Continued health challenges for individuals with intellectual disability observed as premature mortality
The risk for premature mortality in individuals with intellectual disability has generally decreased in modern welfare societies. Nevertheless, individuals with intellectual disabilities have continued health challenges associated with an increased risk of mortality, including young adults with mild intellectual disability. This was shown in a new study from Karolinska Institutet published in the journal JAMA Network Open.
Intellectual disability implies severe difficulties with abstract thinking, inference, problem solving, judgement and the ability to learn from experience. Intellectual disability affects many major life activities and people with intellectual disability need adjustment to their specific needs for optimal everyday functioning at school, in work life and other important areas of life. The severity of intellectual disability (from mild to profound) affects both the symptoms and the everyday functional impairments of the individual. Modern welfare societies strive for the inclusion of people with intellectual disabilities and enhanced possibilities for their active participation in important quotidian situations, including participation in their health and encounters with health care.
- We know from international studies that mortality in individuals with ID has been decreasing during the past decades. However, we did not know much about the health challenges for individuals with mild ID who never lived in the large institutions that successively closed during the 70s – 80s, as noted by the last author of the study, Agnieszka Butwicka, MD and researcher at the Department for Medical Epidemiology and Biostatistics (MEB) at Karolinska Institutet.

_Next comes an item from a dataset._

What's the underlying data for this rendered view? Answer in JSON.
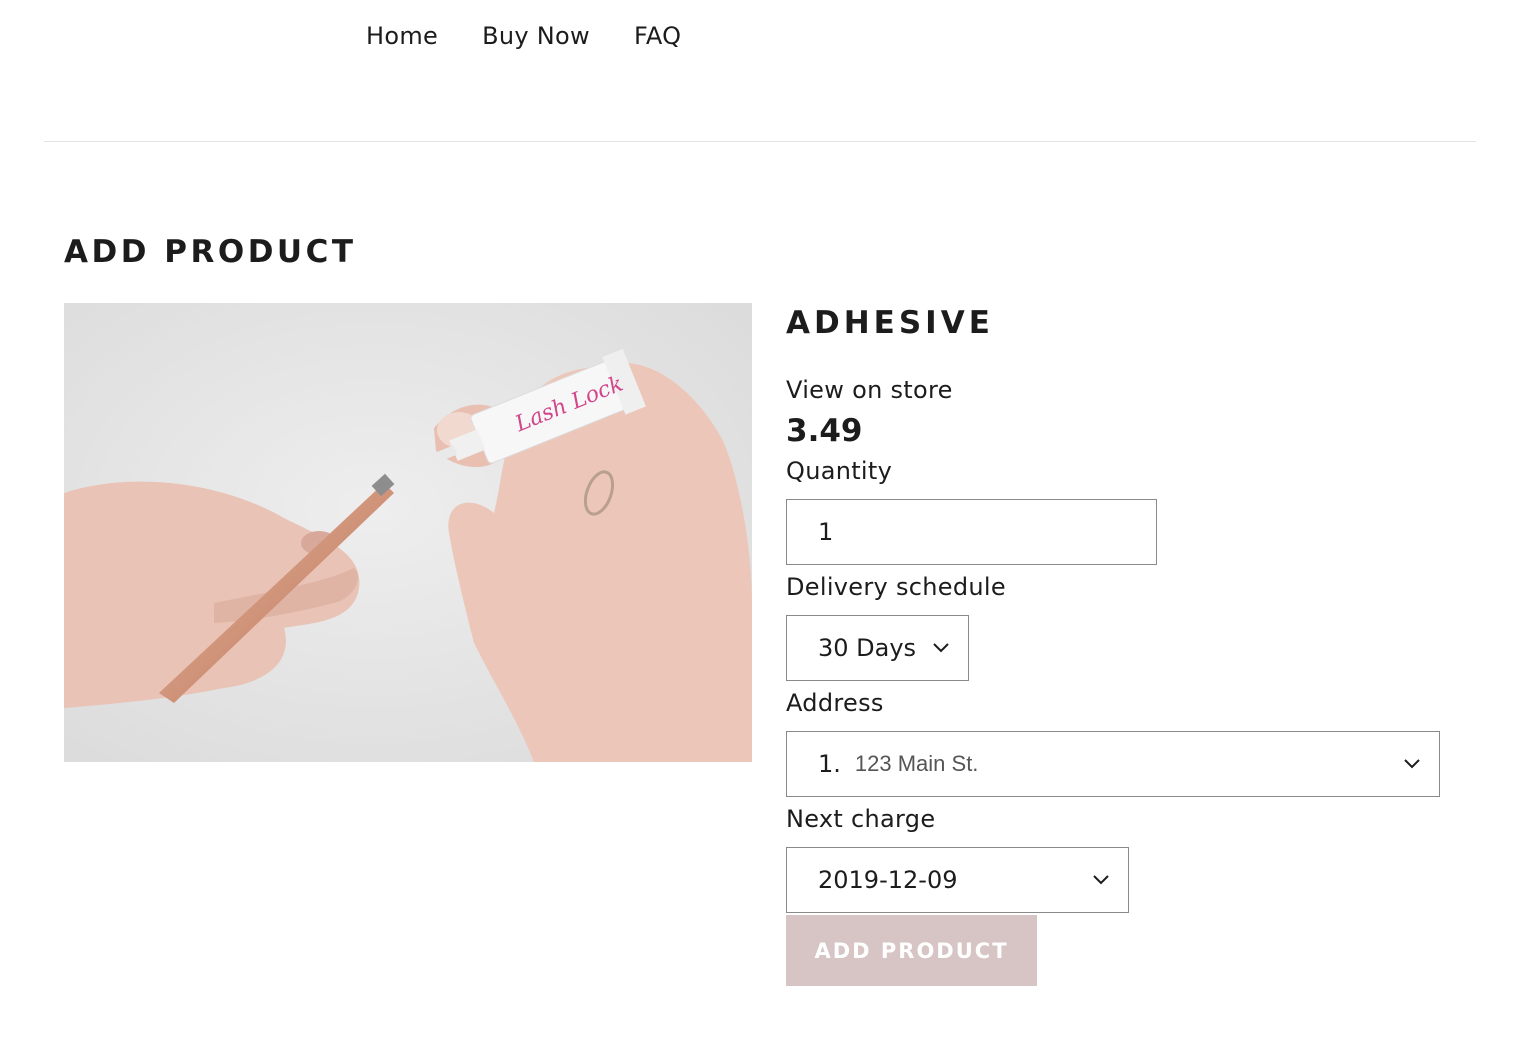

According to the World Health Organization (WHO), analysing mortality is a valuable way of studying the effectiveness of a country’s health care system. Moreover, mortality studies can be used to study whether the health care system is equal between different groups, such as people with and without intellectual disability. The current study was a co-operation between Karolinska Institutet and Halmstad University in Sweden, and it used data from national health care and educational registers. The study included over 50.000 individuals with ID, and hundreds of thousand matched reference individuals from the general population.
- Young adults with mild intellectual disability had an almost three times higher risk of dying during the follow-up time period, compared to their reference individuals from the general population. Many of the causes of death were potentially treatable, such as epilepsy, says the lead author of the study, Tatja Hirvikoski, who is associate professor at KIND (Center for Neurodevelopmental Disorders at Karolinska Institutet) and the Department of Women’s and Children’s Health at Karolinska Institutet.
The researcher conducted separate analyses including people with moderate to profound intellectual disability. Even in the group with more severe ID, epilepsy was an important risk factor. Moreover, it was common with diseases related to dysphagia—that is, difficulties with eating, drinking and swallowing—associated with food or fluids caught in one’s airways.
- It is important to identify symptoms and signs of ill-health as well as sub-optimal health care. Health care systems have to be accessible for everyone and adjustments for individual needs must be made for people with intellectual disabilities. Unfortunately, Sweden still lacks national clinical guidelines for people with ID at different severity levels, says Tatja Hirvikoski.
For more information contact:
Tatja Hirvikoski, associate professor, KIND (Center for Neurodevelopmental Disorders at Karolinska Institutet)
Institutionen för kvinnors och barns hälsa, Karolinska Institutet
Tel: 070-832 76 37 E-post: Tatja.Hirvikoski@ki.se
Agnieszka Butwicka, MD/PhD MEB (Medicinsk epidemiologi och biostatistik), Karolinska Institutet
The study was funded by the Swedish Research Council for Health, Working Life andWelfare, the Swedish Research Council, Region Stockholm and Karolinska Institutet.
None of the authors reported any conflict of interest in relation to this study.
Association of Intellectual Disability With All-Cause and Cause-Specific Mortality in Sweden.
Hirvikoski T, Boman M, Tideman M, Lichtenstein P, Butwicka A
JAMA Netw Open 2021 Jun;4(6):e2113014